On 29th October I went on a day-long training course on the ‘Six Thinking Hats’ method for parallel, or lateral, thinking. This is a tool devised by Edward de Bono to help groups and individuals to improve their thinking by breaking thinking down into a series of separate ‘tasks’, each of which can be performed separately (on the principle that we are best at doing one thing at a time – which is certainly true of me!) These tasks are symbolised by six coloured hats, which can be metaphorically taken on and off and used in sequence. The hats are:
- Blue hat: manages the thinking
- White hat: deals with hard facts, including O.P.V. (Other People’s Views)
- Red hat: deals with feelings and intuition, without the need to justify
- Yellow hat: deals with the benefits and advantages of the topic being discussed
- Black hat: deals with the negatives and downsides of the topic
- Green hat: is the creative, ‘brainstorming’ hat, which seeks alternatives and possibilities
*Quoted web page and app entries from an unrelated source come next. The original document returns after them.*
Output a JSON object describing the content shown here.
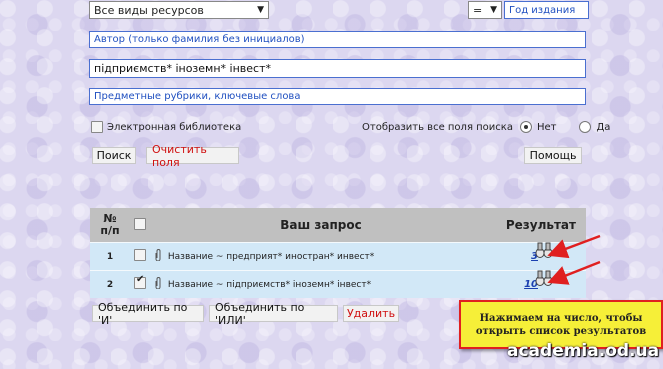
{
  "search": {
    "resource_type": "Все виды ресурсов",
    "year_operator": "=",
    "year_placeholder": "Год издания",
    "author_placeholder": "Автор (только фамилия без инициалов)",
    "query_value": "підприємств* іноземн* інвест*",
    "subjects_placeholder": "Предметные рубрики, ключевые слова",
    "electronic_library_label": "Электронная библиотека",
    "show_all_fields_label": "Отобразить все поля поиска",
    "option_no": "Нет",
    "option_yes": "Да",
    "search_button": "Поиск",
    "clear_button": "Очистить поля",
    "help_button": "Помощь"
  },
  "table": {
    "col_number": "№ п/п",
    "col_query": "Ваш запрос",
    "col_result": "Результат",
    "rows": [
      {
        "num": "1",
        "checked": false,
        "query": "Название ~ предприят* иностран* инвест*",
        "result": "3"
      },
      {
        "num": "2",
        "checked": true,
        "query": "Название ~ підприємств* іноземн* інвест*",
        "result": "10"
      }
    ]
  },
  "actions": {
    "combine_and": "Объединить по 'И'",
    "combine_or": "Объединить по 'ИЛИ'",
    "delete": "Удалить"
  },
  "annotation": {
    "callout_line1": "Нажимаем на число, чтобы",
    "callout_line2": "открыть список результатов",
    "watermark": "academia.od.ua"
  },
  "colors": {
    "callout_bg": "#f6ef38",
    "callout_border": "#e02020",
    "arrow": "#e02020",
    "table_row": "#d2e8f7"
  }
}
The training day, run by POD (tutor Caryn Swartz), consisted of an introduction to the hats and the ways in which they can be used and combined and a series of exercises to try them out. While it seems at first like a bit of a game (and a bit artificial), we did find that we were able to cover a surprising amount of ground in a short space of time when we used the techniques: they are very good for keeping the focus of a discussion. Because it is a bit like a game, with rules, the group becomes self-correcting, like when you play a game and someone breaks the rules and everyone else immediately objects. If someone says something a bit emotional, like ‘I don’t like this!’ in the black hat part of the discussion (which is meant to deal with logical negatives, not feelings), someone will immediately say, ‘That’s a red hat statement – you’re out of hat!’ The value is of separating out different kinds of thinking, recognising the value of each and giving each its place.
In conclusion, I don’t think this is a tool which you can use in every situation (they do say that you can’t run your life by it!), but, where there is a specific issue which needs discussion and creative thought, it might be a valuable technique. Personally, I found that one of the most valuable things about it was that it fosters reflection on what you are actually doing when you think (thinking about thinking). The most surprising (and, to my mind, disturbing or questionable) insight to emerge from the training was that decision making is ultimately a matter of feeling/intuition (it is placed under the red hat).
30 Oct. 2009